The single photo shows a prototype model shot from the side, with the distinctive CR-V taillights running up the rear of the car. The front is entirely covered, with a pair of bolt-on headlights sticking up from the hood.
But the most interesting bit is the rear door. Or, more specifically, its length. Blacked-out with camouflage tape, the door is conspicuously longer than on the current production CR-V. Could the next-gen CR-V, due in 2017, be available with a third row of seats?
Sources say yes, but not in the U.S.
Abroad, the CR-V competes against other compact crossovers with three rows, which are steadily becoming popular replacements for MPVs, those weird little minivans.

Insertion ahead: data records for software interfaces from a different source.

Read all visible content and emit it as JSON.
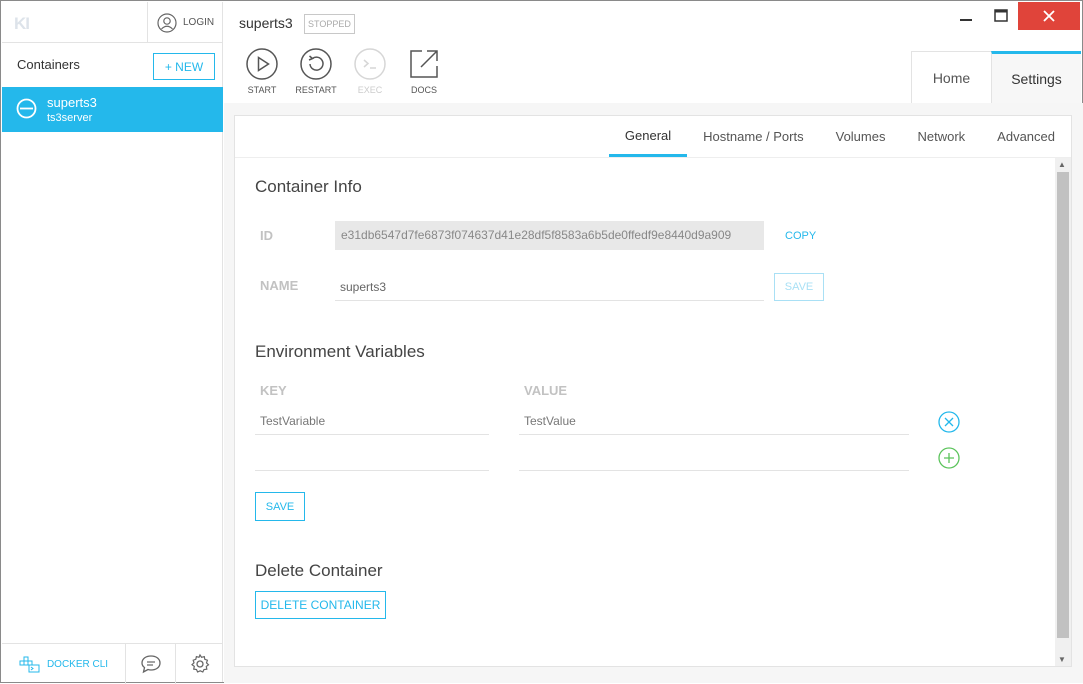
{
  "app": {
    "logo": "KI"
  },
  "sidebar": {
    "login_label": "LOGIN",
    "title": "Containers",
    "new_label": "+ NEW",
    "containers": [
      {
        "name": "superts3",
        "image": "ts3server"
      }
    ],
    "footer": {
      "docker_cli_label": "DOCKER CLI"
    }
  },
  "header": {
    "container_name": "superts3",
    "status": "STOPPED",
    "actions": [
      {
        "label": "START",
        "icon": "play-icon",
        "enabled": true
      },
      {
        "label": "RESTART",
        "icon": "restart-icon",
        "enabled": true
      },
      {
        "label": "EXEC",
        "icon": "terminal-icon",
        "enabled": false
      },
      {
        "label": "DOCS",
        "icon": "external-link-icon",
        "enabled": true
      }
    ],
    "view_tabs": [
      {
        "label": "Home",
        "active": false
      },
      {
        "label": "Settings",
        "active": true
      }
    ]
  },
  "settings": {
    "tabs": [
      {
        "label": "General",
        "active": true
      },
      {
        "label": "Hostname / Ports",
        "active": false
      },
      {
        "label": "Volumes",
        "active": false
      },
      {
        "label": "Network",
        "active": false
      },
      {
        "label": "Advanced",
        "active": false
      }
    ],
    "container_info": {
      "title": "Container Info",
      "id_label": "ID",
      "id_value": "e31db6547d7fe6873f074637d41e28df5f8583a6b5de0ffedf9e8440d9a909",
      "copy_label": "COPY",
      "name_label": "NAME",
      "name_value": "superts3",
      "save_label": "SAVE"
    },
    "env": {
      "title": "Environment Variables",
      "key_header": "KEY",
      "value_header": "VALUE",
      "rows": [
        {
          "key": "TestVariable",
          "value": "TestValue"
        },
        {
          "key": "",
          "value": ""
        }
      ],
      "save_label": "SAVE"
    },
    "delete": {
      "title": "Delete Container",
      "button_label": "DELETE CONTAINER"
    }
  },
  "colors": {
    "accent": "#24b8eb",
    "close": "#e0443a",
    "add": "#5cc45c"
  }
}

Plus, adding a third row to the CR-V puts more space between it and the new HR-V globally.
But in the U.S., where the CR-V is the top-selling crossover, Honda has the Pilot and Odyssey to offer buyers looking for maximum people-moving capabilities. So expect this prototype to keep its residency elsewhere.